Seizure the Day

We had a very eventful 4th of July holiday. At the risk of sounding cliche, it was, at first, a day just like any other day. Holidays are usually very low-key in my household because my husband usually has to work as was the case this day too.

I took our daughter to the neighborhood pool where we spent two hours of the afternoon there and then we went home to wash up and cook dinner.

Just after dinner we sat down to watch Houston’s Freedom Over Texas event on TV. My daughter asked for a dessert so I went into the kitchen to prepare it. A few minutes later my daughter made a weird noise. With my back to her, I asked her what it was. No response. I let a few seconds go by and she made another weird noise. I, again, asked her what was going on. No response. I finally said to her, “Hey you need to answer me, what’s going on?” I turned around, and started walking to the couch and that’s when I realized she was having a seizure.

I called for my brother to help me but something was “off” about this seizure and I told my brother to call 911. EMS was at my house in less than 2 minutes (no exaggeration). My daughter was in and out of consciousness and was now complaining of a bad headache and vomiting. We thought it was best to take her to the hospital as she, at the very least, could use fluids after all the vomiting she went through.

Annnnnd here’s the backstory:

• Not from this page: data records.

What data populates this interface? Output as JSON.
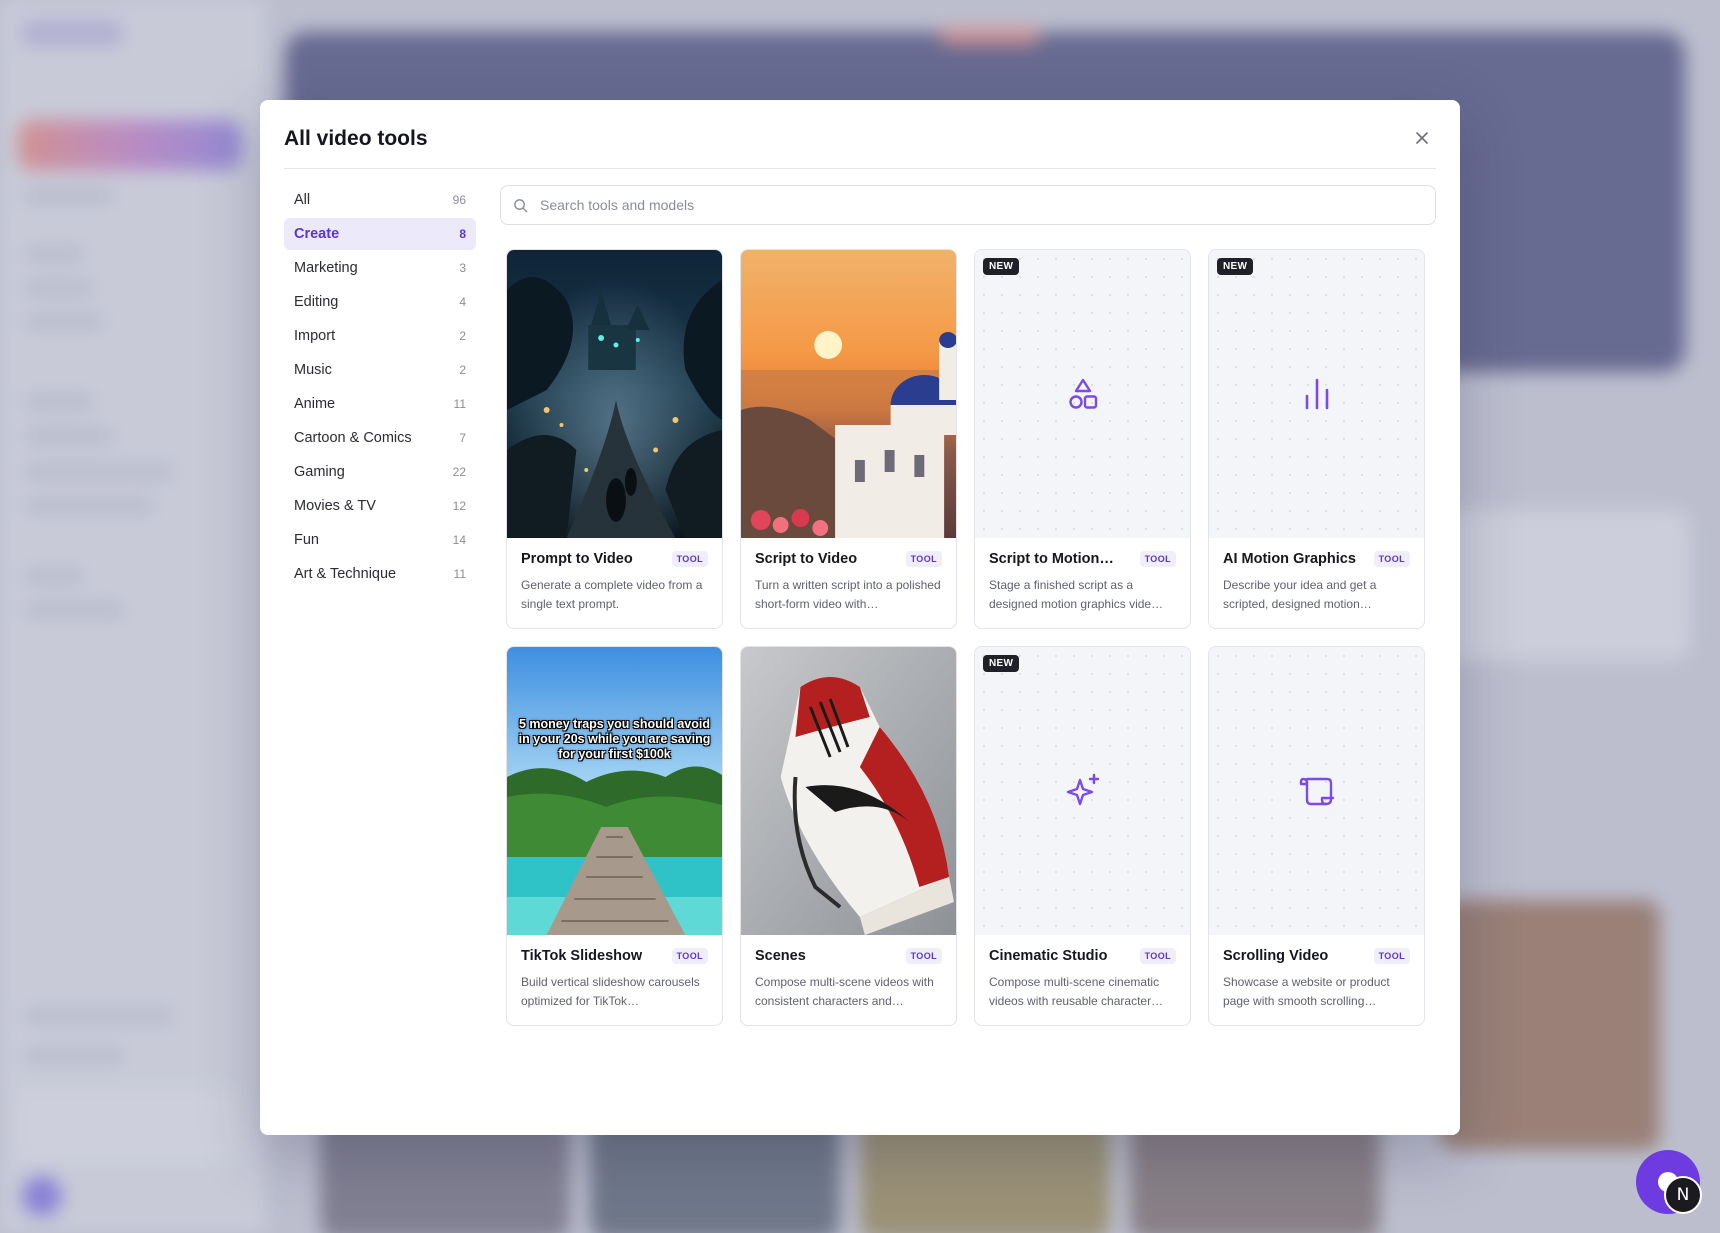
{
  "modal": {
    "title": "All video tools",
    "search_placeholder": "Search tools and models"
  },
  "categories": [
    {
      "label": "All",
      "count": "96",
      "active": false
    },
    {
      "label": "Create",
      "count": "8",
      "active": true
    },
    {
      "label": "Marketing",
      "count": "3",
      "active": false
    },
    {
      "label": "Editing",
      "count": "4",
      "active": false
    },
    {
      "label": "Import",
      "count": "2",
      "active": false
    },
    {
      "label": "Music",
      "count": "2",
      "active": false
    },
    {
      "label": "Anime",
      "count": "11",
      "active": false
    },
    {
      "label": "Cartoon & Comics",
      "count": "7",
      "active": false
    },
    {
      "label": "Gaming",
      "count": "22",
      "active": false
    },
    {
      "label": "Movies & TV",
      "count": "12",
      "active": false
    },
    {
      "label": "Fun",
      "count": "14",
      "active": false
    },
    {
      "label": "Art & Technique",
      "count": "11",
      "active": false
    }
  ],
  "tools": [
    {
      "title": "Prompt to Video",
      "tag": "TOOL",
      "desc": "Generate a complete video from a single text prompt.",
      "thumb": "fantasy-village-image",
      "new": false
    },
    {
      "title": "Script to Video",
      "tag": "TOOL",
      "desc": "Turn a written script into a polished short-form video with…",
      "thumb": "santorini-sunset-image",
      "new": false
    },
    {
      "title": "Script to Motion…",
      "tag": "TOOL",
      "desc": "Stage a finished script as a designed motion graphics vide…",
      "thumb": "shapes-icon",
      "new": true,
      "badge": "NEW"
    },
    {
      "title": "AI Motion Graphics",
      "tag": "TOOL",
      "desc": "Describe your idea and get a scripted, designed motion…",
      "thumb": "bar-chart-icon",
      "new": true,
      "badge": "NEW"
    },
    {
      "title": "TikTok Slideshow",
      "tag": "TOOL",
      "desc": "Build vertical slideshow carousels optimized for TikTok…",
      "thumb": "beach-pier-image",
      "new": false,
      "caption": "5 money traps you should avoid in your 20s while you are saving for your first $100k"
    },
    {
      "title": "Scenes",
      "tag": "TOOL",
      "desc": "Compose multi-scene videos with consistent characters and…",
      "thumb": "sneaker-image",
      "new": false
    },
    {
      "title": "Cinematic Studio",
      "tag": "TOOL",
      "desc": "Compose multi-scene cinematic videos with reusable character…",
      "thumb": "sparkles-icon",
      "new": true,
      "badge": "NEW"
    },
    {
      "title": "Scrolling Video",
      "tag": "TOOL",
      "desc": "Showcase a website or product page with smooth scrolling…",
      "thumb": "scroll-icon",
      "new": false
    }
  ],
  "chat_badge": "N",
  "colors": {
    "accent": "#5b34d6",
    "accent_bg": "#ece9fb",
    "chat_fab": "#6d3be0"
  }
}
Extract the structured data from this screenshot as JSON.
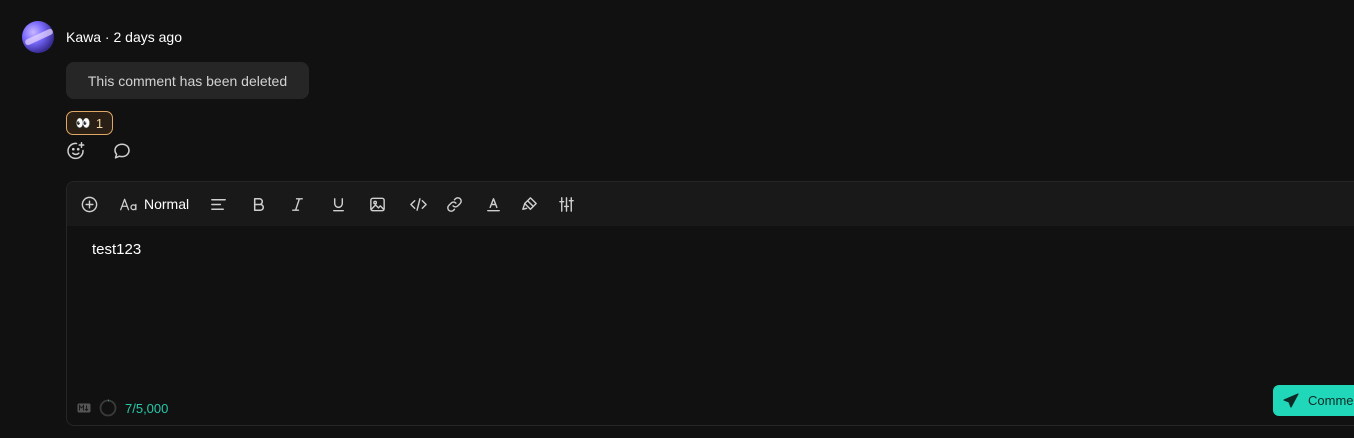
{
  "comment": {
    "author": "Kawa",
    "separator": " · ",
    "time": "2 days ago",
    "deleted_text": "This comment has been deleted",
    "reaction": {
      "emoji": "👀",
      "count": "1"
    }
  },
  "icons": {
    "add_reaction": "smile-plus-icon",
    "reply": "speech-bubble-icon"
  },
  "editor": {
    "format_label": "Normal",
    "content": "test123",
    "char_count": "7/5,000",
    "submit_label": "Comment"
  },
  "colors": {
    "accent": "#21d7b9",
    "counter": "#27c9a9",
    "reaction_border": "#e0a866",
    "background": "#111111"
  }
}
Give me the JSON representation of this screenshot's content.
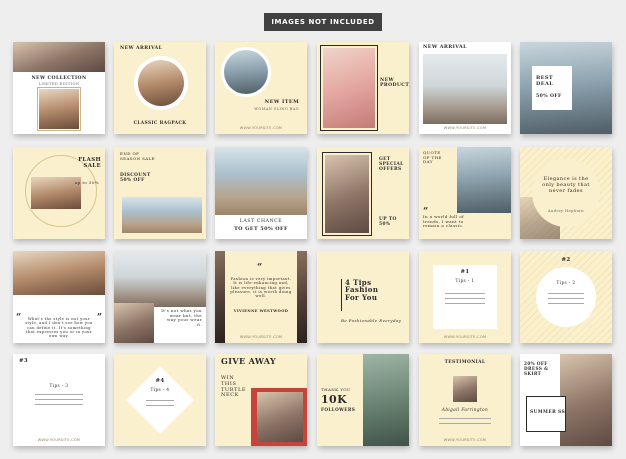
{
  "banner": "IMAGES NOT INCLUDED",
  "colors": {
    "cream": "#fbf0cd",
    "ink": "#2b2b2b",
    "page": "#eeeeee"
  },
  "site": "WWW.YOURSITE.COM",
  "r1": {
    "t1": {
      "title": "NEW COLLECTION",
      "sub": "LIMITED EDITION"
    },
    "t2": {
      "top": "NEW ARRIVAL",
      "bottom": "CLASSIC BAGPACK"
    },
    "t3": {
      "title": "NEW ITEM",
      "sub": "WOMAN SLING BAG"
    },
    "t4": {
      "title": "NEW PRODUCT"
    },
    "t5": {
      "title": "NEW ARRIVAL"
    },
    "t6": {
      "title": "BEST DEAL",
      "sub": "50% OFF"
    }
  },
  "r2": {
    "t1": {
      "title": "FLASH SALE",
      "sub": "up to 50%"
    },
    "t2": {
      "a": "END OF SEASON SALE",
      "b": "DISCOUNT 50% OFF"
    },
    "t3": {
      "a": "LAST CHANCE",
      "b": "TO GET 50% OFF"
    },
    "t4": {
      "a": "GET SPECIAL OFFERS",
      "b": "UP TO 50%"
    },
    "t5": {
      "a": "QUOTE OF THE DAY",
      "b": "In a world full of trends, I want to remain a classic."
    },
    "t6": {
      "a": "Elegance is the only beauty that never fades",
      "b": "Audrey Hepburn"
    }
  },
  "r3": {
    "t1": {
      "a": "What's the style is not your style, and I don't see how you can define it. It's something that expresses you or in your own way."
    },
    "t2": {
      "a": "It's not what you wear but, the way your wear it."
    },
    "t3": {
      "a": "Fashion is very important. It is life-enhancing and, like everything that gives pleasure, it is worth doing well.",
      "b": "VIVIENNE WESTWOOD"
    },
    "t4": {
      "a": "4 Tips Fashion For You",
      "b": "Be Fashionable Everyday"
    },
    "t5": {
      "num": "#1",
      "label": "Tips - 1"
    },
    "t6": {
      "num": "#2",
      "label": "Tips - 2"
    }
  },
  "r4": {
    "t1": {
      "num": "#3",
      "label": "Tips - 3"
    },
    "t2": {
      "num": "#4",
      "label": "Tips - 4"
    },
    "t3": {
      "a": "GIVE AWAY",
      "b": "WIN THIS TURTLE NECK"
    },
    "t4": {
      "a": "THANK YOU",
      "b": "10K",
      "c": "FOLLOWERS"
    },
    "t5": {
      "a": "TESTIMONIAL",
      "b": "Abigail Farrington"
    },
    "t6": {
      "a": "20% OFF DRESS & SKIRT",
      "b": "SUMMER SS"
    }
  }
}
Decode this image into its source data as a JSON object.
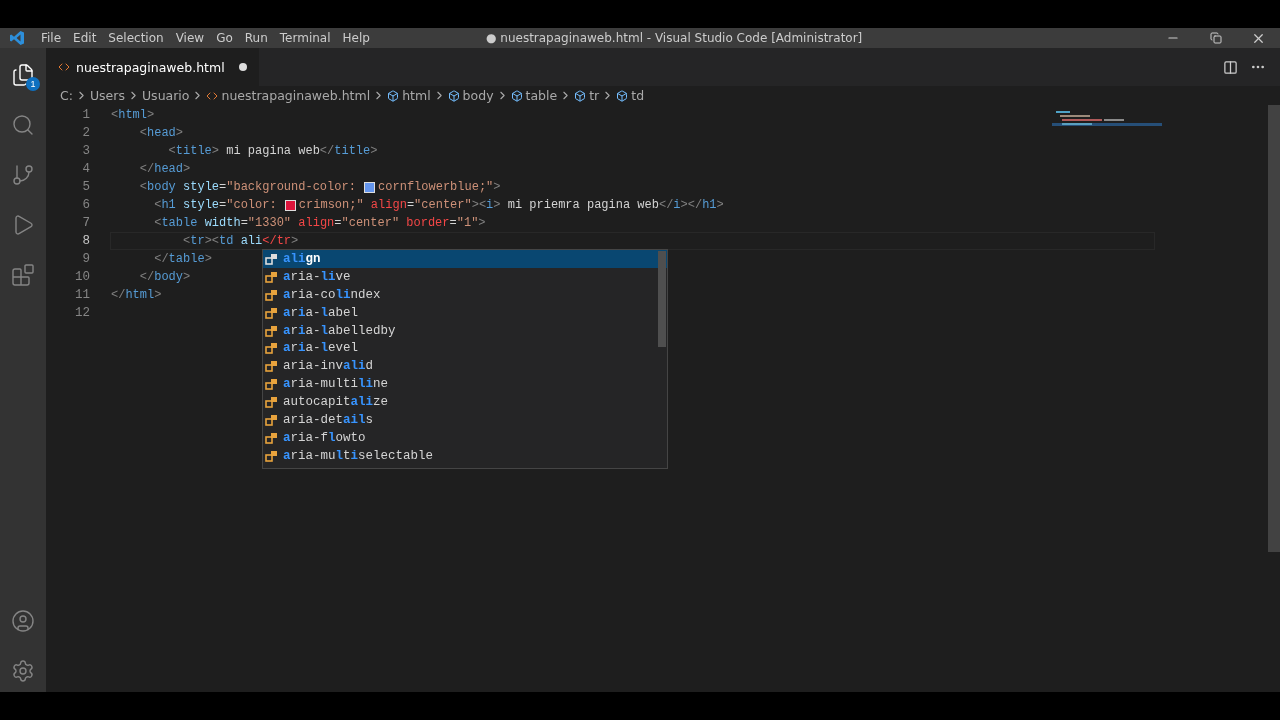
{
  "title_bar": {
    "menu": [
      "File",
      "Edit",
      "Selection",
      "View",
      "Go",
      "Run",
      "Terminal",
      "Help"
    ],
    "title": "● nuestrapaginaweb.html - Visual Studio Code [Administrator]"
  },
  "activity_bar": {
    "explorer_badge": "1"
  },
  "tabs": [
    {
      "label": "nuestrapaginaweb.html",
      "selected": true,
      "modified": true
    }
  ],
  "breadcrumbs": [
    {
      "kind": "folder",
      "label": "C:"
    },
    {
      "kind": "folder",
      "label": "Users"
    },
    {
      "kind": "folder",
      "label": "Usuario"
    },
    {
      "kind": "file",
      "label": "nuestrapaginaweb.html"
    },
    {
      "kind": "element",
      "label": "html"
    },
    {
      "kind": "element",
      "label": "body"
    },
    {
      "kind": "element",
      "label": "table"
    },
    {
      "kind": "element",
      "label": "tr"
    },
    {
      "kind": "element",
      "label": "td"
    }
  ],
  "editor": {
    "lines": [
      {
        "number": "1",
        "active": false,
        "tokens": [
          {
            "kind": "punct",
            "text": "<"
          },
          {
            "kind": "tag",
            "text": "html"
          },
          {
            "kind": "punct",
            "text": ">"
          }
        ]
      },
      {
        "number": "2",
        "active": false,
        "tokens": [
          {
            "kind": "punct",
            "text": "    <"
          },
          {
            "kind": "tag",
            "text": "head"
          },
          {
            "kind": "punct",
            "text": ">"
          }
        ]
      },
      {
        "number": "3",
        "active": false,
        "tokens": [
          {
            "kind": "punct",
            "text": "        <"
          },
          {
            "kind": "tag",
            "text": "title"
          },
          {
            "kind": "punct",
            "text": ">"
          },
          {
            "kind": "text",
            "text": " mi pagina web"
          },
          {
            "kind": "punct",
            "text": "</"
          },
          {
            "kind": "tag",
            "text": "title"
          },
          {
            "kind": "punct",
            "text": ">"
          }
        ]
      },
      {
        "number": "4",
        "active": false,
        "tokens": [
          {
            "kind": "punct",
            "text": "    </"
          },
          {
            "kind": "tag",
            "text": "head"
          },
          {
            "kind": "punct",
            "text": ">"
          }
        ]
      },
      {
        "number": "5",
        "active": false,
        "tokens": [
          {
            "kind": "punct",
            "text": "    <"
          },
          {
            "kind": "tag",
            "text": "body"
          },
          {
            "kind": "attr",
            "text": " style"
          },
          {
            "kind": "text",
            "text": "="
          },
          {
            "kind": "string",
            "text": "\"background-color: "
          },
          {
            "kind": "swatch",
            "color": "#6495ed"
          },
          {
            "kind": "string",
            "text": "cornflowerblue;\""
          },
          {
            "kind": "punct",
            "text": ">"
          }
        ]
      },
      {
        "number": "6",
        "active": false,
        "tokens": [
          {
            "kind": "punct",
            "text": "      <"
          },
          {
            "kind": "tag",
            "text": "h1"
          },
          {
            "kind": "attr",
            "text": " style"
          },
          {
            "kind": "text",
            "text": "="
          },
          {
            "kind": "string",
            "text": "\"color: "
          },
          {
            "kind": "swatch",
            "color": "#dc143c"
          },
          {
            "kind": "string",
            "text": "crimson;\""
          },
          {
            "kind": "error",
            "text": " align"
          },
          {
            "kind": "text",
            "text": "="
          },
          {
            "kind": "string",
            "text": "\"center\""
          },
          {
            "kind": "punct",
            "text": "><"
          },
          {
            "kind": "tag",
            "text": "i"
          },
          {
            "kind": "punct",
            "text": ">"
          },
          {
            "kind": "text",
            "text": " mi priemra pagina web"
          },
          {
            "kind": "punct",
            "text": "</"
          },
          {
            "kind": "tag",
            "text": "i"
          },
          {
            "kind": "punct",
            "text": "></"
          },
          {
            "kind": "tag",
            "text": "h1"
          },
          {
            "kind": "punct",
            "text": ">"
          }
        ]
      },
      {
        "number": "7",
        "active": false,
        "tokens": [
          {
            "kind": "punct",
            "text": "      <"
          },
          {
            "kind": "tag",
            "text": "table"
          },
          {
            "kind": "attr",
            "text": " width"
          },
          {
            "kind": "text",
            "text": "="
          },
          {
            "kind": "string",
            "text": "\"1330\""
          },
          {
            "kind": "error",
            "text": " align"
          },
          {
            "kind": "text",
            "text": "="
          },
          {
            "kind": "string",
            "text": "\"center\""
          },
          {
            "kind": "error",
            "text": " border"
          },
          {
            "kind": "text",
            "text": "="
          },
          {
            "kind": "string",
            "text": "\"1\""
          },
          {
            "kind": "punct",
            "text": ">"
          }
        ]
      },
      {
        "number": "8",
        "active": true,
        "tokens": [
          {
            "kind": "punct",
            "text": "          <"
          },
          {
            "kind": "tag",
            "text": "tr"
          },
          {
            "kind": "punct",
            "text": "><"
          },
          {
            "kind": "tag",
            "text": "td"
          },
          {
            "kind": "attr",
            "text": " ali"
          },
          {
            "kind": "error",
            "text": "</tr"
          },
          {
            "kind": "punct",
            "text": ">"
          }
        ]
      },
      {
        "number": "9",
        "active": false,
        "tokens": [
          {
            "kind": "punct",
            "text": "      </"
          },
          {
            "kind": "tag",
            "text": "table"
          },
          {
            "kind": "punct",
            "text": ">"
          }
        ]
      },
      {
        "number": "10",
        "active": false,
        "tokens": [
          {
            "kind": "punct",
            "text": "    </"
          },
          {
            "kind": "tag",
            "text": "body"
          },
          {
            "kind": "punct",
            "text": ">"
          }
        ]
      },
      {
        "number": "11",
        "active": false,
        "tokens": [
          {
            "kind": "punct",
            "text": "</"
          },
          {
            "kind": "tag",
            "text": "html"
          },
          {
            "kind": "punct",
            "text": ">"
          }
        ]
      },
      {
        "number": "12",
        "active": false
      }
    ]
  },
  "suggestions": [
    {
      "selected": true,
      "parts": [
        {
          "text": "ali",
          "match": true
        },
        {
          "text": "gn",
          "match": false
        }
      ]
    },
    {
      "selected": false,
      "parts": [
        {
          "text": "a",
          "match": true
        },
        {
          "text": "ria-",
          "match": false
        },
        {
          "text": "li",
          "match": true
        },
        {
          "text": "ve",
          "match": false
        }
      ]
    },
    {
      "selected": false,
      "parts": [
        {
          "text": "a",
          "match": true
        },
        {
          "text": "ria-co",
          "match": false
        },
        {
          "text": "li",
          "match": true
        },
        {
          "text": "ndex",
          "match": false
        }
      ]
    },
    {
      "selected": false,
      "parts": [
        {
          "text": "a",
          "match": true
        },
        {
          "text": "r",
          "match": false
        },
        {
          "text": "i",
          "match": true
        },
        {
          "text": "a-",
          "match": false
        },
        {
          "text": "l",
          "match": true
        },
        {
          "text": "abel",
          "match": false
        }
      ]
    },
    {
      "selected": false,
      "parts": [
        {
          "text": "a",
          "match": true
        },
        {
          "text": "r",
          "match": false
        },
        {
          "text": "i",
          "match": true
        },
        {
          "text": "a-",
          "match": false
        },
        {
          "text": "l",
          "match": true
        },
        {
          "text": "abelledby",
          "match": false
        }
      ]
    },
    {
      "selected": false,
      "parts": [
        {
          "text": "a",
          "match": true
        },
        {
          "text": "r",
          "match": false
        },
        {
          "text": "i",
          "match": true
        },
        {
          "text": "a-",
          "match": false
        },
        {
          "text": "l",
          "match": true
        },
        {
          "text": "evel",
          "match": false
        }
      ]
    },
    {
      "selected": false,
      "parts": [
        {
          "text": "aria-inv",
          "match": false
        },
        {
          "text": "ali",
          "match": true
        },
        {
          "text": "d",
          "match": false
        }
      ]
    },
    {
      "selected": false,
      "parts": [
        {
          "text": "a",
          "match": true
        },
        {
          "text": "ria-multi",
          "match": false
        },
        {
          "text": "li",
          "match": true
        },
        {
          "text": "ne",
          "match": false
        }
      ]
    },
    {
      "selected": false,
      "parts": [
        {
          "text": "autocapit",
          "match": false
        },
        {
          "text": "ali",
          "match": true
        },
        {
          "text": "ze",
          "match": false
        }
      ]
    },
    {
      "selected": false,
      "parts": [
        {
          "text": "aria-det",
          "match": false
        },
        {
          "text": "ail",
          "match": true
        },
        {
          "text": "s",
          "match": false
        }
      ]
    },
    {
      "selected": false,
      "parts": [
        {
          "text": "a",
          "match": true
        },
        {
          "text": "ria-f",
          "match": false
        },
        {
          "text": "l",
          "match": true
        },
        {
          "text": "owto",
          "match": false
        }
      ]
    },
    {
      "selected": false,
      "parts": [
        {
          "text": "a",
          "match": true
        },
        {
          "text": "ria-mu",
          "match": false
        },
        {
          "text": "l",
          "match": true
        },
        {
          "text": "t",
          "match": false
        },
        {
          "text": "i",
          "match": true
        },
        {
          "text": "selectable",
          "match": false
        }
      ]
    }
  ]
}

When my daughter was born, literally during the birthing process, there was some sort of accident and she was left with a Subarachnoid Hemorrhage (SAH). This caused my newborn to have Grand Mal (now called tonic-clonic) seizures. My daughter, on her second day of life, had already had a Spinal Tap, X-ray, MRI, CAT Scan, EEG, and so many more tests.

The doctors had no idea the extent of the damage her brain sustained and it was going to be one of those “wait and see” things for development.

We were also told that she will be subject to seizures the rest of her life.

We monitored for years with her neurologist and there were no seizures, so we were released from their care.

We thought we dodged a bullet.

There was one time when she was in kinder that she had a small seizure but after a battery of tests and monitoring they determined that it was an isolated incident and that the seizures weren’t back.

Over the last few months, I have noticed my daughter in what I thought might be a postictal state – but as quickly as I noticed it she would come out of it and brush me off. I thought it was misplaced worry.

The event on the 4th of July made me realize our seizure-free honeymoon is over.

This seizure was bad, not tonic-clonic bad, but her postictal state lasted nearly 3 hours, we are told the average is 30-60 minutes. They told us she would be exhausted and she’s been resting since we got home from the hospital right at midnight on the 4th/5th.

The freedoms she once enjoyed, like having her bedroom upstairs, bathing by herself, playing on her phone or tablet, swimming and so much more were taken away from her just like that (she understands it is for her own safety). She’s a bit bored since she can’t really engage with electronics and so I am trying to find “fun” things for a 13-year old to do.

We have since spoken with her PCP and she has an appointment on Monday. We are also looking for a new pediatric neurologist to discuss testing, treatment, and any options we may have.

I have had so many people reach out to me regarding her and lots of people have brought up CBD as a possible cause of the seizure. She does take an all organic, hemp-derived extract, CBD Isolate that comes with a Certificate of Analysis (COA), she gets 250MG one time a day before bed. She had not had any the day of the seizure. We did tell the emergency room physician that she takes CBD daily and that she had not had any, the doctor said that their was no correlation with her seizure and her use of CBD and we needn’t discontinue her daily dose.

We give her CBD because of the brain damage she had sustained from her SAH. CBD can be neuro-regenerative and she has made amazing strides with her developmental delays since starting CBD.

In no way do I think that the CBD takes contributed to the seizure, in fact, CBD is actually used to control seizures and that, in a lot of ways, is the main reason for CBD’s initial rise in popularity. Her seizures at birth and resulting brain damage from the SAH are the reasons I began my investigation into cannabis for medicinal use.


Thank you for reading, Trina